What is a doula?

Denise doula photo.JPG

Doulas are trained and experienced in childbirth and are usually mothers themselves. While they have good knowledge and awareness of the birth process, a doula does not support the mother-to-be in a medical role. That is the job of the midwife or doctor. 

A doula helps the mother-to-be achieve the birth she hopes for, no matter if it's a birth with or without drugs, or a c-section. This makes a doula a valuable addition to the birth team. Should a birth become complicated and require medical assistance, a doula will still remain by your side and help in any way she can. She will not make decisions for those she supports, but she will assist them through the decision making process. A doula provides balanced information so the couple can make their own choices. 

Many women consider doulas to be an absolute must, especially for those giving birth in a hospital. Due to the over-medicalisation of birth, inductions of labour have skyrocked, and are partly to blame for the 30% (that's one out of every three!) Australian and American babies now born via c-section. 

Some hospitals sport c-section rates of 50% and higher. This is a shocking statistic, well above the World Health Organization recommendations of 10-15% -- after this amount, it doesn't save any further lives, which is what the c-section was intended for. Given the long term emotional and physical effects  that medical births can have on the mother, her partner and baby, a doula is a valuable asset to your birth team. 

By amping up your support team with experienced, continuous care from a doula, you're giving yourself an increased chance at a better experience. Your support team are the people you will rely on to get you through your toughest, most intense moments.

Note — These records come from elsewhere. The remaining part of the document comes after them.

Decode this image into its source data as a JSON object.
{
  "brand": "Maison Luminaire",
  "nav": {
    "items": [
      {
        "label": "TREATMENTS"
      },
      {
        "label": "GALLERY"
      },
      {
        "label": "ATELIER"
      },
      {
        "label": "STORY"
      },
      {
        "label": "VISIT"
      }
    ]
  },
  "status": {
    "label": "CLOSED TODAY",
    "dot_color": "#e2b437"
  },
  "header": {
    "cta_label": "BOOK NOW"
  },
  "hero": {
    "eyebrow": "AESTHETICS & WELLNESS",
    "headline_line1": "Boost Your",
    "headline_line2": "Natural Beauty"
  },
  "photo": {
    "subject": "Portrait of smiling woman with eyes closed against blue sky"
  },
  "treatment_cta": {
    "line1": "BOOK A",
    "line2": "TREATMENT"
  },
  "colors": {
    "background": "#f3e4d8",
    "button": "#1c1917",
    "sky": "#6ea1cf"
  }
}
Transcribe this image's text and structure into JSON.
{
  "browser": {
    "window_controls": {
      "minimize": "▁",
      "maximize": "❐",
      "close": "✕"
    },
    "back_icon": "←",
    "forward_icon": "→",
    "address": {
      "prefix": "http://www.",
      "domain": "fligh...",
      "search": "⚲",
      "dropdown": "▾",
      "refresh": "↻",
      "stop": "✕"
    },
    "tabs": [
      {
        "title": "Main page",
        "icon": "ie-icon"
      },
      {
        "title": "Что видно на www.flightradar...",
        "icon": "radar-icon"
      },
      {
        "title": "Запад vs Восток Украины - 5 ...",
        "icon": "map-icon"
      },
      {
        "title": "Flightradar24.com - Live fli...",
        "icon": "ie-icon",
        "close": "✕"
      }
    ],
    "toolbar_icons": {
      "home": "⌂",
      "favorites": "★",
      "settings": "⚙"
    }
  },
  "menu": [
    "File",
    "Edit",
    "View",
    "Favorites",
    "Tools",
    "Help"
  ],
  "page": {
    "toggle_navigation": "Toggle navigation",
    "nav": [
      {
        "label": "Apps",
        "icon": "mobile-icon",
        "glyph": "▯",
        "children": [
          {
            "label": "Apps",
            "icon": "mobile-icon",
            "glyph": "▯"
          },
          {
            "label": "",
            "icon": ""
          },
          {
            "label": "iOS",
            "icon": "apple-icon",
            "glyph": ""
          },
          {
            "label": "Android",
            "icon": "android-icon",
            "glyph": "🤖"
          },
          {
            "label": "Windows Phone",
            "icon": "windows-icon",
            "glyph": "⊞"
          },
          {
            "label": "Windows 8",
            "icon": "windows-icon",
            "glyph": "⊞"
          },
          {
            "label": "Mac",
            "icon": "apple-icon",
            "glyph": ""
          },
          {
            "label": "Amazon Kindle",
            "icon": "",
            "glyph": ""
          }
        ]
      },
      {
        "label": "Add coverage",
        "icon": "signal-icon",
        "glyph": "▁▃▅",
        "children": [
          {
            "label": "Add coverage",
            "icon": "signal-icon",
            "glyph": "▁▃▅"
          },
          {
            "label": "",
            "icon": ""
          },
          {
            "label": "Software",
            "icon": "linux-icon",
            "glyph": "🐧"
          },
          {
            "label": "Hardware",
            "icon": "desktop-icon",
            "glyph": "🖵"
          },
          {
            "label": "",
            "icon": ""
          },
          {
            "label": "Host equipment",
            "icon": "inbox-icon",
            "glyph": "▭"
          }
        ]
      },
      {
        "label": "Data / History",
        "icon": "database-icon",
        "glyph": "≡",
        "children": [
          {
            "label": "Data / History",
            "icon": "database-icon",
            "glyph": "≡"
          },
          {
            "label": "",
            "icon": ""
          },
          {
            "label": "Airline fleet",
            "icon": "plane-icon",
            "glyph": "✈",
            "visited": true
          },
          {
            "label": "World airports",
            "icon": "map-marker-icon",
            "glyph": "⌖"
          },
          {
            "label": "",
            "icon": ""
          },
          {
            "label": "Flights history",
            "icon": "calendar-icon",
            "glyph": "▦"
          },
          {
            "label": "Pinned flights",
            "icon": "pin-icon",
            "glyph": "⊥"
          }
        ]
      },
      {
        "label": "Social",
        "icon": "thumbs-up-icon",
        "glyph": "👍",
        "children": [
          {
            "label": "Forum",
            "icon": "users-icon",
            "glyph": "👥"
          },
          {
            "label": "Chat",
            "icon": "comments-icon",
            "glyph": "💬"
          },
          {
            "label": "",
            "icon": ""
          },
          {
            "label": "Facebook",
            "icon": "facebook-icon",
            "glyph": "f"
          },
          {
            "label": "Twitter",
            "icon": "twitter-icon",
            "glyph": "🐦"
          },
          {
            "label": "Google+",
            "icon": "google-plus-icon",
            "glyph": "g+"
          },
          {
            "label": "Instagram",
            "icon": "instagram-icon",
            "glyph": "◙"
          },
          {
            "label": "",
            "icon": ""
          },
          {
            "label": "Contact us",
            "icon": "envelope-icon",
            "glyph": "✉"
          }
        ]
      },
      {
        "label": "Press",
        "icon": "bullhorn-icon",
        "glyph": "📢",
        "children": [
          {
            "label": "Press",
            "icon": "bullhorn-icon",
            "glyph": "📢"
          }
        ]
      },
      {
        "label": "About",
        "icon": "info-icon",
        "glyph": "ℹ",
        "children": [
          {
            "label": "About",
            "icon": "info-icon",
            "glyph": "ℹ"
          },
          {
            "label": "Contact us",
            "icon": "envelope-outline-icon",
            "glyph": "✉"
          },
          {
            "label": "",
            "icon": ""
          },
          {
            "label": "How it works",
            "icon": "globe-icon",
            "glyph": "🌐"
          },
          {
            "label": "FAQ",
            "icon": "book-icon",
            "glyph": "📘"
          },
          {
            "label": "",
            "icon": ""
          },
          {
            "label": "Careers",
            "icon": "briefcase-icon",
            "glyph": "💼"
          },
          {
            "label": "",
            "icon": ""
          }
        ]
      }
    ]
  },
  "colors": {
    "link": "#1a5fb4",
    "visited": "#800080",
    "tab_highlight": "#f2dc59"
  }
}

How well they hold the space and support you can impact on the outcome of your birth.

With a doula, you know that someone is always on YOUR team, holding the space for you and your family. She works for you (and your partner) and has your best interests at heart.

For more information on doulas, download this one-page handout from Evidence Based Birth. 

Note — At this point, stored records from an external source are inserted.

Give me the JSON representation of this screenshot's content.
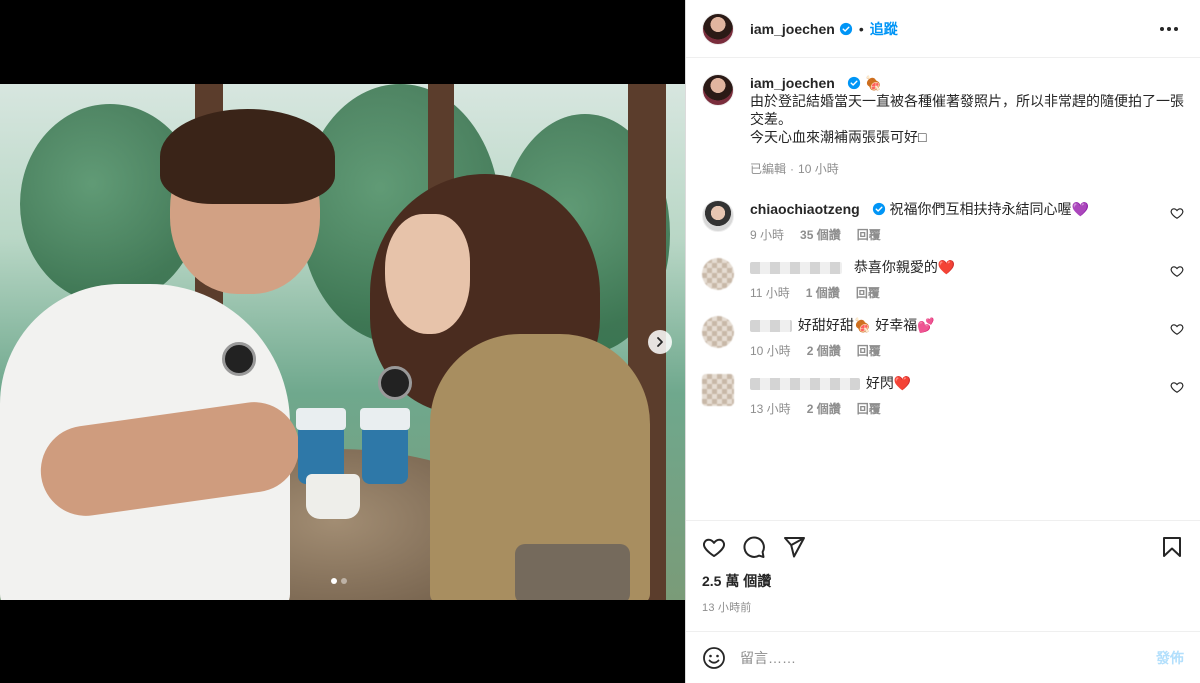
{
  "header": {
    "username": "iam_joechen",
    "separator": "•",
    "follow_label": "追蹤"
  },
  "caption": {
    "username": "iam_joechen",
    "emoji": "🍖",
    "line1": "由於登記結婚當天一直被各種催著發照片，所以非常趕的隨便拍了一張交差。",
    "line2": "今天心血來潮補兩張張可好□",
    "edited": "已編輯",
    "dot": "·",
    "time": "10 小時"
  },
  "comments": [
    {
      "username": "chiaochiaotzeng",
      "text": "祝福你們互相扶持永結同心喔💜",
      "time": "9 小時",
      "likes": "35 個讚",
      "reply": "回覆",
      "blurred": false
    },
    {
      "username": "",
      "text": "恭喜你親愛的❤️",
      "time": "11 小時",
      "likes": "1 個讚",
      "reply": "回覆",
      "blurred": true
    },
    {
      "username": "",
      "text": "好甜好甜🍖 好幸福💕",
      "time": "10 小時",
      "likes": "2 個讚",
      "reply": "回覆",
      "blurred": true
    },
    {
      "username": "",
      "text": "好閃❤️",
      "time": "13 小時",
      "likes": "2 個讚",
      "reply": "回覆",
      "blurred": true
    }
  ],
  "stats": {
    "views": "2.5 萬 個讚",
    "posted": "13 小時前"
  },
  "composer": {
    "placeholder": "留言……",
    "post_label": "發佈"
  },
  "colors": {
    "accent": "#0095f6",
    "muted": "#8e8e8e",
    "text": "#262626",
    "post_disabled": "#b2dffc"
  },
  "carousel": {
    "total": 2,
    "current": 1
  }
}
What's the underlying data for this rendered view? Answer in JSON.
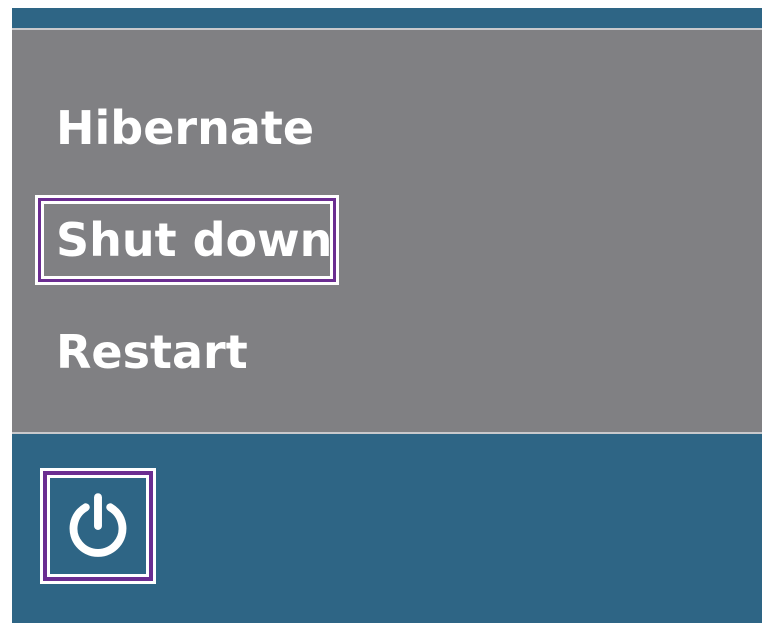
{
  "power_menu": {
    "items": [
      {
        "label": "Hibernate",
        "focused": false
      },
      {
        "label": "Shut down",
        "focused": true
      },
      {
        "label": "Restart",
        "focused": false
      }
    ]
  },
  "power_button": {
    "icon": "power-icon",
    "focused": true
  },
  "colors": {
    "taskbar": "#2e6585",
    "menu_background": "#808083",
    "focus_ring": "#6b2d91",
    "text": "#ffffff"
  }
}
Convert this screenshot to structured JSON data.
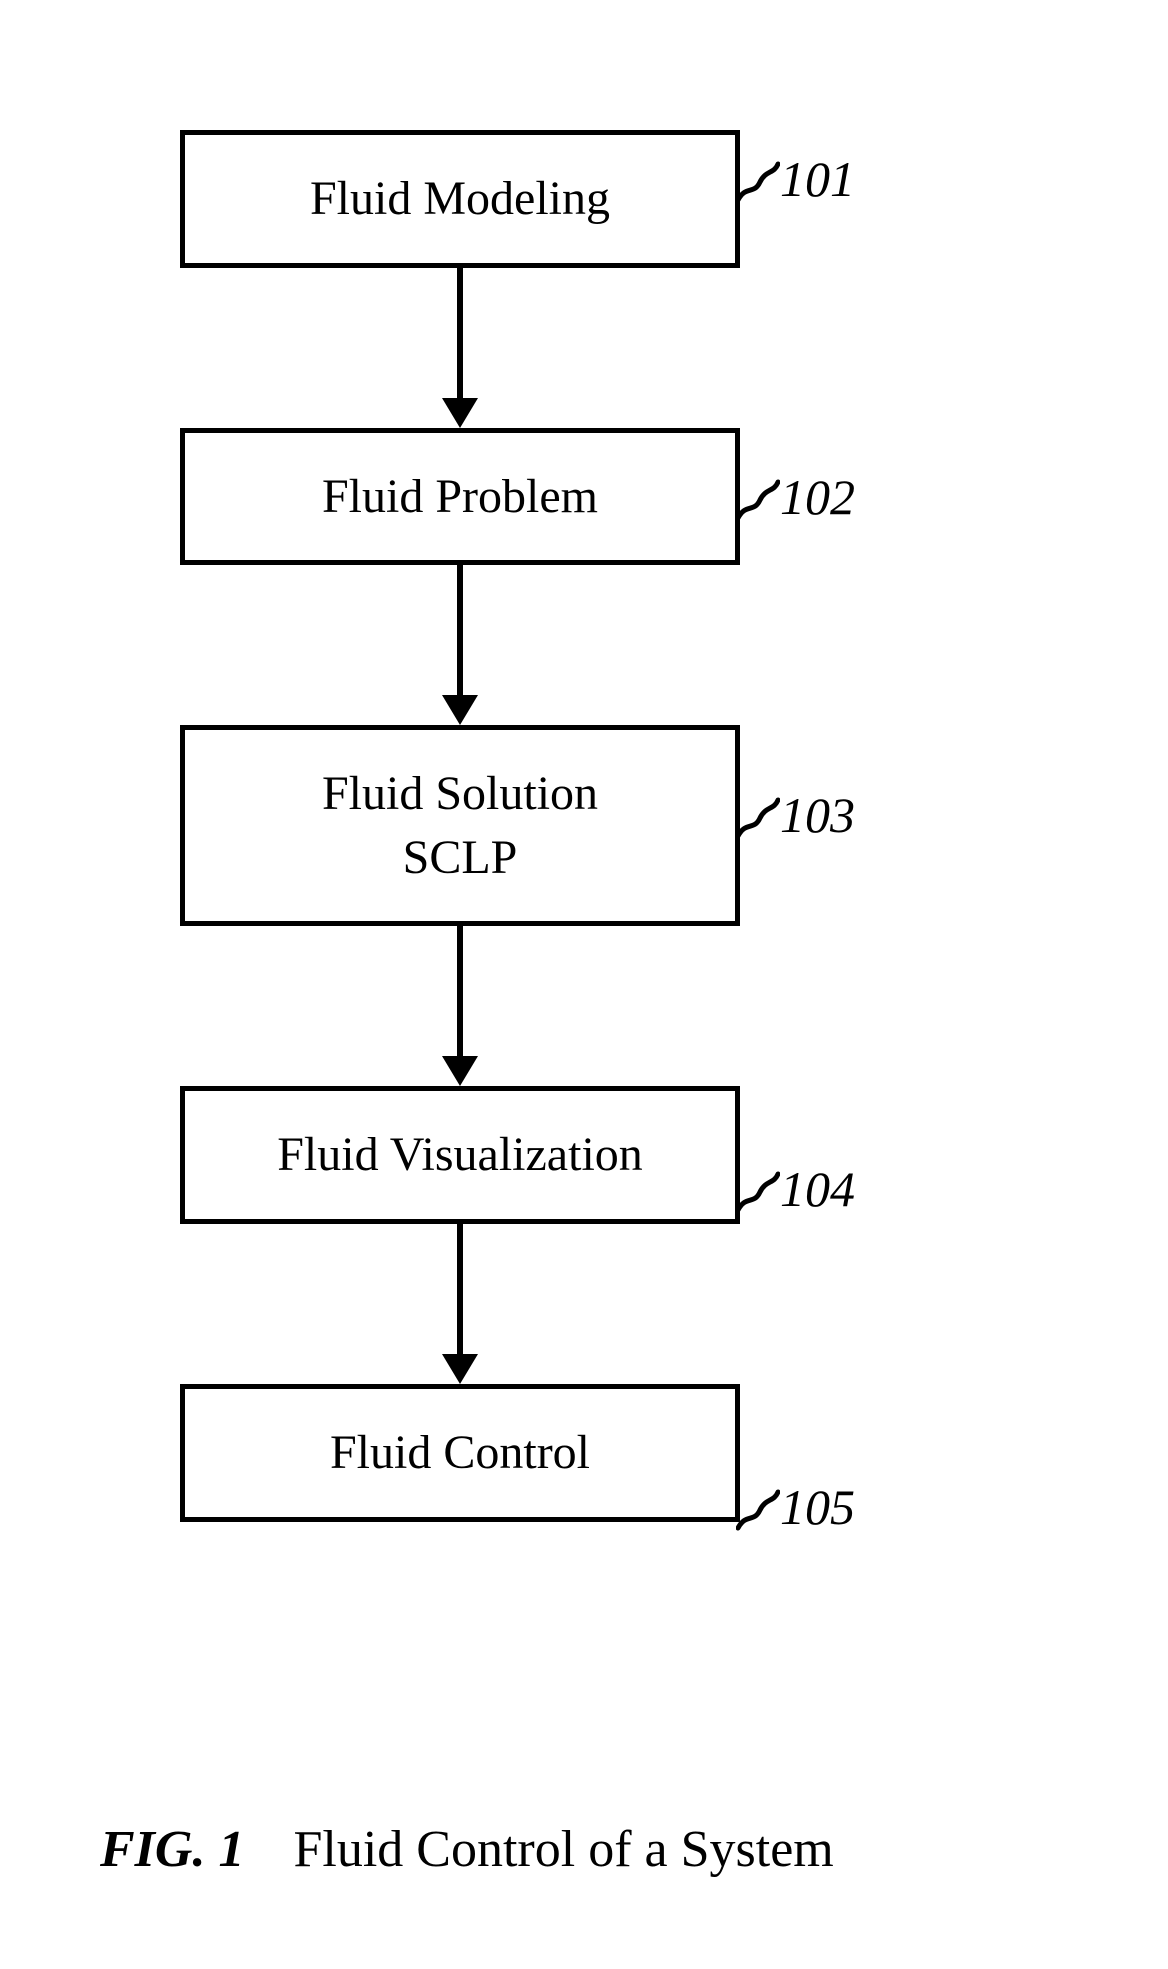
{
  "boxes": [
    {
      "line1": "Fluid Modeling",
      "line2": "",
      "ref": "101"
    },
    {
      "line1": "Fluid Problem",
      "line2": "",
      "ref": "102"
    },
    {
      "line1": "Fluid Solution",
      "line2": "SCLP",
      "ref": "103"
    },
    {
      "line1": "Fluid Visualization",
      "line2": "",
      "ref": "104"
    },
    {
      "line1": "Fluid Control",
      "line2": "",
      "ref": "105"
    }
  ],
  "caption": {
    "figure_label": "FIG. 1",
    "text": "Fluid Control of a System"
  }
}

What does a doula do? 

I provide the following services, like most doulas: 

  • Birth education and preparation
  • Birth planning (including creating a written birth plan/birth preferences document)
  • De-briefing previous births
  • Massage and other comfort measures
  • Optimal fetal positioning
  • Suggest positions and changes to help ease pain and facilitate a smoother, more effective labour
  • Provide reassurance and encouragement
  • Talking through emotional blockages which may come up during pregnancy and in labour
  • Keep your 'environment' going -- aromatherapy, music, candles, etc.
  • Assisting you with negotiation of your preferences
  • Photography and/or video of the birth itself, as well as those precious first moments as a family
  • So much more!

One of the biggest bonuses of hiring a doula is the fact that she is a professional birth support person. 

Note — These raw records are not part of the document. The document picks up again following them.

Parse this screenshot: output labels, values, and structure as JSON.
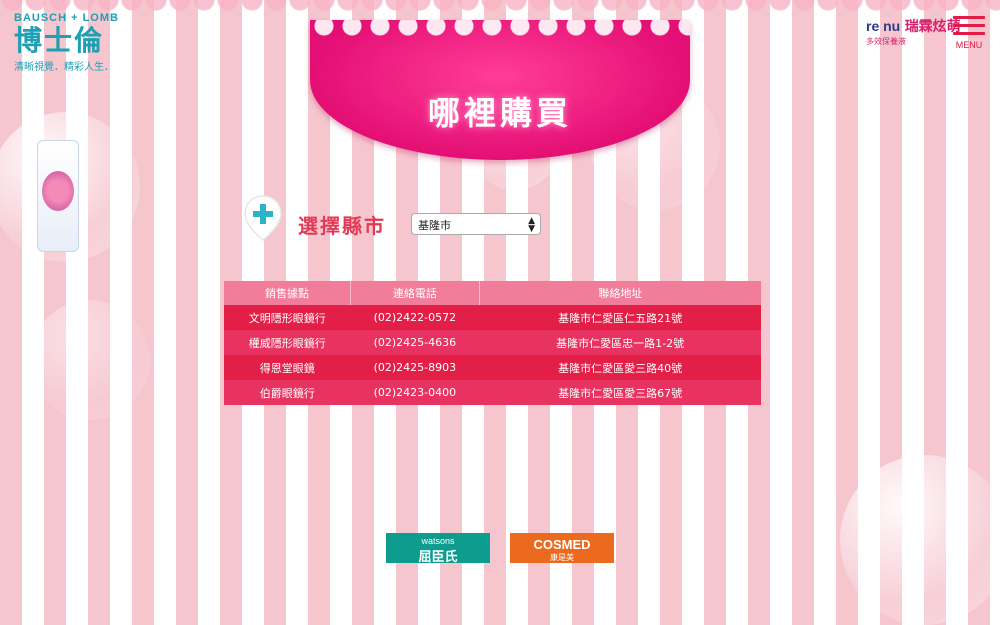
{
  "brand": {
    "en": "BAUSCH + LOMB",
    "cn": "博士倫",
    "slogan": "清晰視覺．精彩人生．"
  },
  "renu": {
    "logo": "re nu",
    "cn": "瑞霖炫萌",
    "sub": "多效保養液"
  },
  "menu": {
    "label": "MENU"
  },
  "banner": {
    "title": "哪裡購買"
  },
  "selector": {
    "label": "選擇縣市",
    "selected": "基隆市"
  },
  "table": {
    "headers": [
      "銷售據點",
      "連絡電話",
      "聯絡地址"
    ],
    "rows": [
      [
        "文明隱形眼鏡行",
        "(02)2422-0572",
        "基隆市仁愛區仁五路21號"
      ],
      [
        "權威隱形眼鏡行",
        "(02)2425-4636",
        "基隆市仁愛區忠一路1-2號"
      ],
      [
        "得恩堂眼鏡",
        "(02)2425-8903",
        "基隆市仁愛區愛三路40號"
      ],
      [
        "伯爵眼鏡行",
        "(02)2423-0400",
        "基隆市仁愛區愛三路67號"
      ]
    ]
  },
  "partners": {
    "watsons": {
      "en": "watsons",
      "cn": "屈臣氏"
    },
    "cosmed": {
      "en": "COSMED",
      "cn": "康是美"
    }
  },
  "colors": {
    "accent": "#e31f47",
    "banner": "#e40f74",
    "teal": "#1f9fb3"
  }
}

Doulas are trained in the art of birth support, and have a keen eye and intuition into what a labouring mother needs -- all the little details which a hospital midwife unfortunately does not always have time for (as much as she may want to). And, the things your partner may not pick up on, or situations he may not know how to deal with. 

A doula has a heart that is caring and nurturing, yet is able to remain calm and focused if things go off the rails -- something that can be very difficult for family members and partners. Because family and friends have an emotional connection, in the event of a problem or at the peak intensity moments, they can buckle, not knowing what to do, say or think. 

What are the proven benefits? 

Studies (and reviews of the studies) consistently demonstrate very impressive benefits for the mother, partner and baby, including: 

  • Fewer caesarean sections
  • Reduction in the use of forceps and vacuum
  • Fewer requests for epidural
  • Reduction in the use of synthetic oxytocin for inductions or augmentations
  • Reduction in the use of pain medication
  • Reduction in labour length
  • Increased rates of breastfeeding at 6 weeks post-partum
  • Higher self-esteem, less anxiety and less depression at 6 weeks post-partum

The benefits are significant. Most of the women in the studies were accompanied by male partners, however study results show that women who had the support of a male partner and a doula fared best, for example, the caesarean rate of women supported by both a male partner and a doula was significantly lower (15.4%) than the caesarean rate for women supported only by their partners (24.4%). the studies also clearly show the positive benefits of doula support occur regardless of a woman's economic status or whether or not they were privately insured. Its simply about having the right support with you at birth. 

What about the birthing person's partner?

According to studies (and from personal observations in births I have attended) rather than diminishing a partner's participation in the birth process, a doula's support complements and reinforces her partner's role.

Partners report feeling more enthusiastic, and believe their contribution to the labour and birth was meaningful and helpful.

I often find when partners have a visual on how to support a woman -- simply watching a doula support her -- they feel more confident and relaxed, having seen some ideas to try themselves. 

In the studies, not only did partners report higher levels of satisfaction afer the birth, but mothers reported feeling more satisfied with their partners role at birth too. 

Over 30% of women reported that their relationships were better post-birth than they were prior to the birth.